The court declines AOL's request for attorneys' fees. As noted by AOL itself, the action was a case of first impression under the Digital Millennium Copyright Act, 17 U.S.C. § 512. Based on the dearth of legal authority and the complexity of legal issues presented, Plaintiff could have reasonably believed that the claims he was advancing against AOL were meritorious. Far from being objectively unreasonable, Plaintiff's arguments were both reasonable and well presented, although ultimately unavailing. Defendant's contention that Plaintiff should have been well aware that section 512(a) clearly precluded AOL from liability is disingenuous; the Court itself spent easily over one hundred hours researching the law and analyzing the evidence in the instant case and reached its final decision after months of careful consideration. Moreover, the Court does not agree with AOL that Plaintiff's litigation conduct was "unreasonable" and evidence of an irrational or improper "vendetta" against AOL. Finally, an award of attorneys' fees to AOL would not advance the purposes of copyright law. To the contrary, it would likely have a chilling effect on copyright holders, who would be less likely to seek legal protection for their copyrights in the future, even in situations in which their infringement claims were potentially meritorious.

Ellison v. Robertson et al., No. 00-4321 FMC (RCx), Dock. No. 222 (15 May 2002) at 2–3 (footnote omitted). (Keep in mind that this precedes our victory on appeal; all Judge Cooper had before her was her grant of summary judgment to AOL.)
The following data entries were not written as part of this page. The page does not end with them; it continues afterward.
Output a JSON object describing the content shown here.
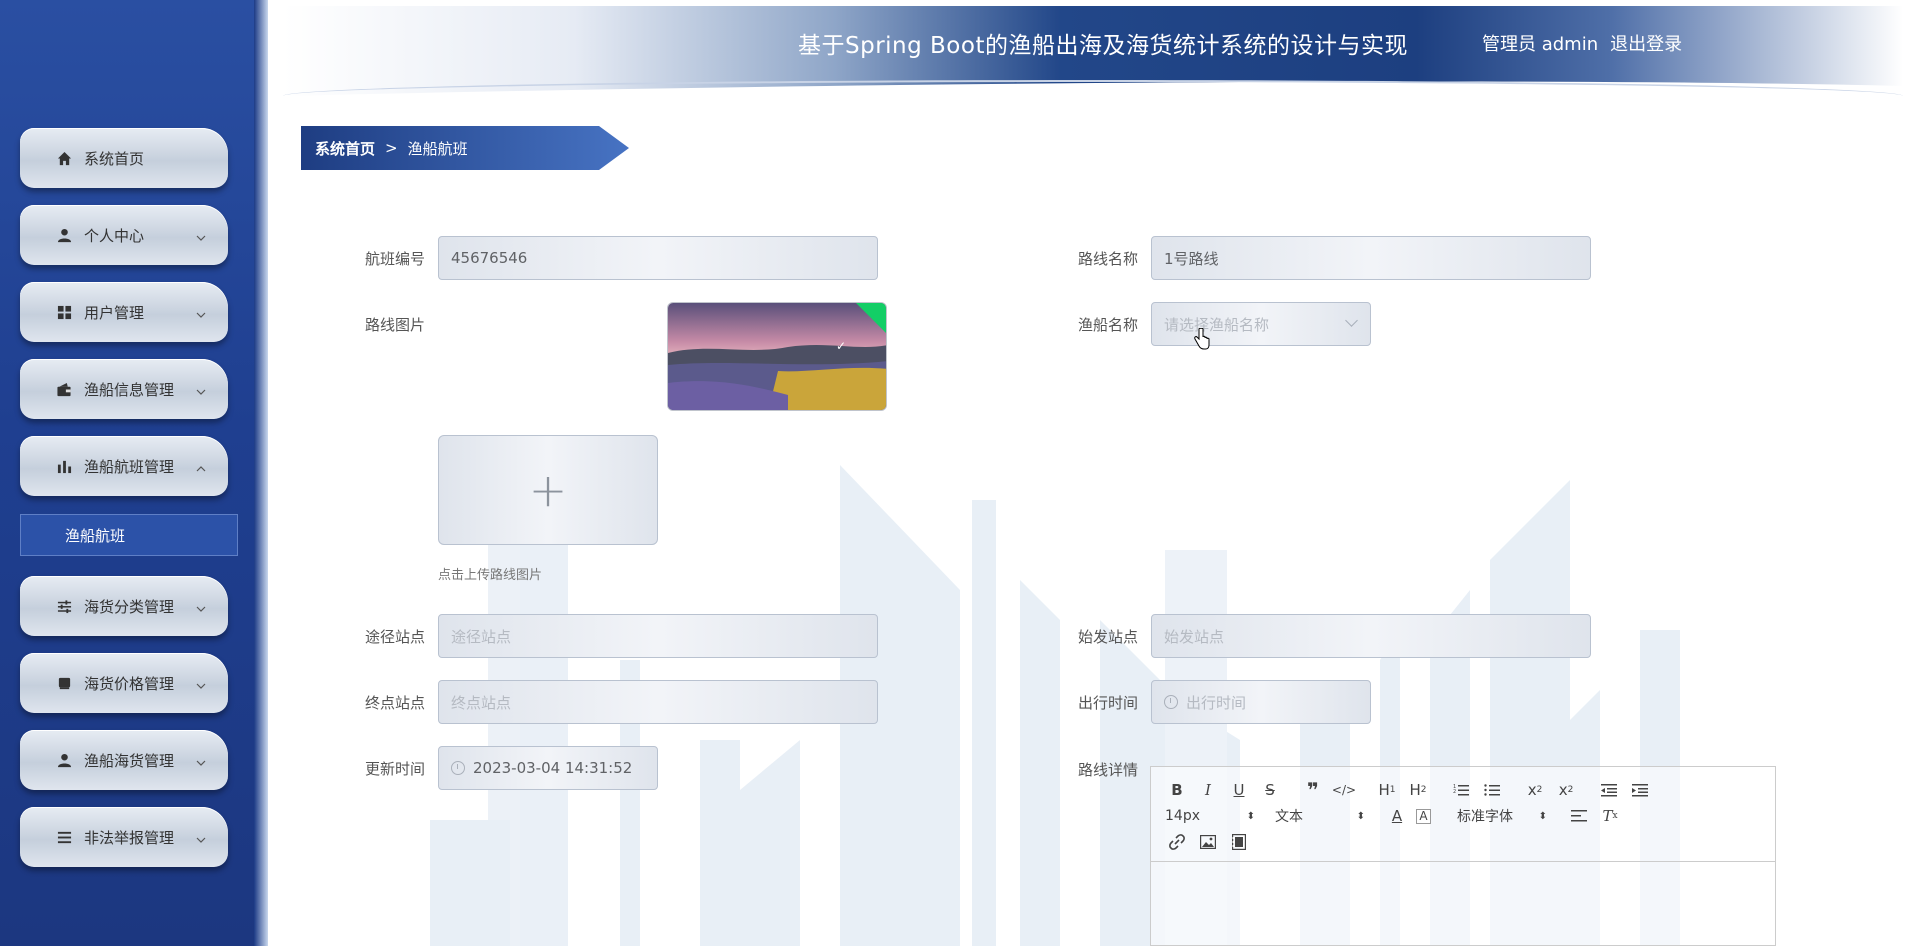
{
  "header": {
    "title": "基于Spring Boot的渔船出海及海货统计系统的设计与实现",
    "user_label": "管理员 admin",
    "logout_label": "退出登录"
  },
  "sidebar": {
    "items": [
      {
        "label": "系统首页",
        "icon": "home-icon",
        "has_children": false
      },
      {
        "label": "个人中心",
        "icon": "user-icon",
        "has_children": true
      },
      {
        "label": "用户管理",
        "icon": "grid-icon",
        "has_children": true
      },
      {
        "label": "渔船信息管理",
        "icon": "wallet-icon",
        "has_children": true
      },
      {
        "label": "渔船航班管理",
        "icon": "bar-chart-icon",
        "has_children": true,
        "expanded": true
      },
      {
        "label": "海货分类管理",
        "icon": "sliders-icon",
        "has_children": true
      },
      {
        "label": "海货价格管理",
        "icon": "box-icon",
        "has_children": true
      },
      {
        "label": "渔船海货管理",
        "icon": "user-icon",
        "has_children": true
      },
      {
        "label": "非法举报管理",
        "icon": "list-icon",
        "has_children": true
      }
    ],
    "sub_item": "渔船航班"
  },
  "breadcrumb": {
    "home": "系统首页",
    "separator": ">",
    "current": "渔船航班"
  },
  "form": {
    "flight_no": {
      "label": "航班编号",
      "value": "45676546"
    },
    "route_name": {
      "label": "路线名称",
      "value": "1号路线"
    },
    "route_image": {
      "label": "路线图片",
      "upload_tip": "点击上传路线图片"
    },
    "boat_name": {
      "label": "渔船名称",
      "placeholder": "请选择渔船名称"
    },
    "via_station": {
      "label": "途径站点",
      "placeholder": "途径站点"
    },
    "start_station": {
      "label": "始发站点",
      "placeholder": "始发站点"
    },
    "end_station": {
      "label": "终点站点",
      "placeholder": "终点站点"
    },
    "depart_time": {
      "label": "出行时间",
      "placeholder": "出行时间"
    },
    "update_time": {
      "label": "更新时间",
      "value": "2023-03-04 14:31:52"
    },
    "route_detail": {
      "label": "路线详情"
    }
  },
  "editor": {
    "font_size": "14px",
    "block_format": "文本",
    "font_family": "标准字体"
  },
  "colors": {
    "sidebar": "#1f3f90",
    "accent": "#2c52a8",
    "success": "#13ce66"
  }
}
As complex as this is, the situation is much worse in trademark law. Under the Lanham Act, attorney's fees may be awarded in "exceptional cases," 15 U.S.C. § 1117(a), and statutory damages are available only for "counterfeit marks." To say the least, despite the strident claims of every litigant that his or her case is "exceptional," awarding attorney's fees in trademark actions is far less common than in copyright actions. Then, too, the tension noted in previous entries between likelihood of confusion and the quality of the "copying" of a mark makes some of the most egregious misuses rather a more difficult case to prove.

So, however strong the theoretical underpinning for treating fan fiction (and, more generally, playing in other creators' sandboxes) as closer to a trademark matter than to a copyright matter absent literal copying (or, in some extreme instances, literal copying followed by alterations perceived as sufficient to evade a charge of literal copying), in practice we're stuck with continuing to see the case law developed under copyright theories. By itself, this explains why courts—particularly the Second Circuit—have so badly mangled the theoretical basis of copyright actions: In practice, unless a copyright cause is available, a creator whose sandbox has been invaded may have no avenue for legal relief. Perhaps this points out another problem with trademark law, in that trademark is a hybrid theory. Rather than being purely (or close to purely) a matter of intellectual property law, it originated as consumer-protection law and has since moved toward intellectual property—largely for procedural reasons, as governments stopped enforcing trademarks and left enforcement to those whose marks were at issue.

What this really means, in the end, is that despite my particular preferences, and the vastly clearer theory of derivative-work liability that one can obtain by ignoring copyright doctrine, this entire essay may have been little more than a theoretical exercise. Unless, of course, it somehow becomes (in)famous enough to catalyze some serious reform efforts, which is not very likely!

In any event, I will wrap up soon. I promise. (Trust me. I'm a lawyer.)